▶ _What is being asked_:
Search the listing below, and show each line that includes the word "label".

◆ ◆ ◆ ◆ ◆

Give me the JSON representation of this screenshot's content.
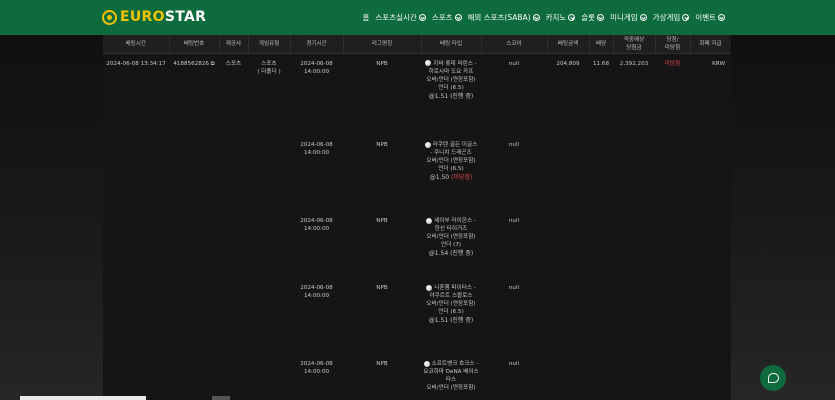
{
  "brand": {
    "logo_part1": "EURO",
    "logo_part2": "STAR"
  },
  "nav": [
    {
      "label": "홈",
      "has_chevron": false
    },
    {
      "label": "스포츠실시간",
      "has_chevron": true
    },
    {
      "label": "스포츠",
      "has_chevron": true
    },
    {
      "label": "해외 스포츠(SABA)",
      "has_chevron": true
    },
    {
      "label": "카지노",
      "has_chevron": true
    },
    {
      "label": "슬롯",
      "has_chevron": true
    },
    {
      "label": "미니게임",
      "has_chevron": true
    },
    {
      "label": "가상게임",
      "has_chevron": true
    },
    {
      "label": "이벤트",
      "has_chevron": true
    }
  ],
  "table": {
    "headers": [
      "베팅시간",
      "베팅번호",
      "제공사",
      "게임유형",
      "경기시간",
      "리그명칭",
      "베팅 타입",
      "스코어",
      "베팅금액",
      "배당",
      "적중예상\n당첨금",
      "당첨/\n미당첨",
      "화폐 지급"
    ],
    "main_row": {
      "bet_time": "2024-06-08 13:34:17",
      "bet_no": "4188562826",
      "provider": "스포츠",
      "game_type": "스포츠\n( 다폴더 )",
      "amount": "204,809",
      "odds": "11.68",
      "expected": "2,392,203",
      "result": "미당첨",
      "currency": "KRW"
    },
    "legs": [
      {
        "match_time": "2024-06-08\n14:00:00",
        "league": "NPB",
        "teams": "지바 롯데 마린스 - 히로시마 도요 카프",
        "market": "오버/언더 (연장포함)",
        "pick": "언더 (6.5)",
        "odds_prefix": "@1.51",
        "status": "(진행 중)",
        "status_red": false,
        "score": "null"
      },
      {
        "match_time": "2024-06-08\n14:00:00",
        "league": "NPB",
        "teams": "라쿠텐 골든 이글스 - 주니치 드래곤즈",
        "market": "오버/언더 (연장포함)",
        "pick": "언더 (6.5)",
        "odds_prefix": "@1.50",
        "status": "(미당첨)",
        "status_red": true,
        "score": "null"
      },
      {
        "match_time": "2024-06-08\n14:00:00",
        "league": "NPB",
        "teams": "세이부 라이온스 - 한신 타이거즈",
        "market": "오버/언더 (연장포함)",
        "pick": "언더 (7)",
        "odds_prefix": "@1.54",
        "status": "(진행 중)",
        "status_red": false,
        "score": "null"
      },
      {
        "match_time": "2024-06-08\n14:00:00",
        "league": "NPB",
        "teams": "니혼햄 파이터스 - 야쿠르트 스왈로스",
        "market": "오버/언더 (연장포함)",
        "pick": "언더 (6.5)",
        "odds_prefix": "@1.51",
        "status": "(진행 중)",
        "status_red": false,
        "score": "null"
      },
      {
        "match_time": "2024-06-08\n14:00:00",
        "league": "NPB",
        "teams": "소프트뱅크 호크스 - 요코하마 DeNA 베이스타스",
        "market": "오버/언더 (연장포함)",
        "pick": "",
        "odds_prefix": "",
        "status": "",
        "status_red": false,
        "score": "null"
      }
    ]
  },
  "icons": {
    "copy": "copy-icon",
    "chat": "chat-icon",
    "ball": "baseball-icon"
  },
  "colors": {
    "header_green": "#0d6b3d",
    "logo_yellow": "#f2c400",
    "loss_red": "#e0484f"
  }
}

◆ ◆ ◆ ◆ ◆

▶ _Result_:
      "label": "홈",
      "label": "스포츠실시간",
      "label": "스포츠",
      "label": "해외 스포츠(SABA)",
      "label": "카지노",
      "label": "슬롯",
      "label": "미니게임",
      "label": "가상게임",
      "label": "이벤트",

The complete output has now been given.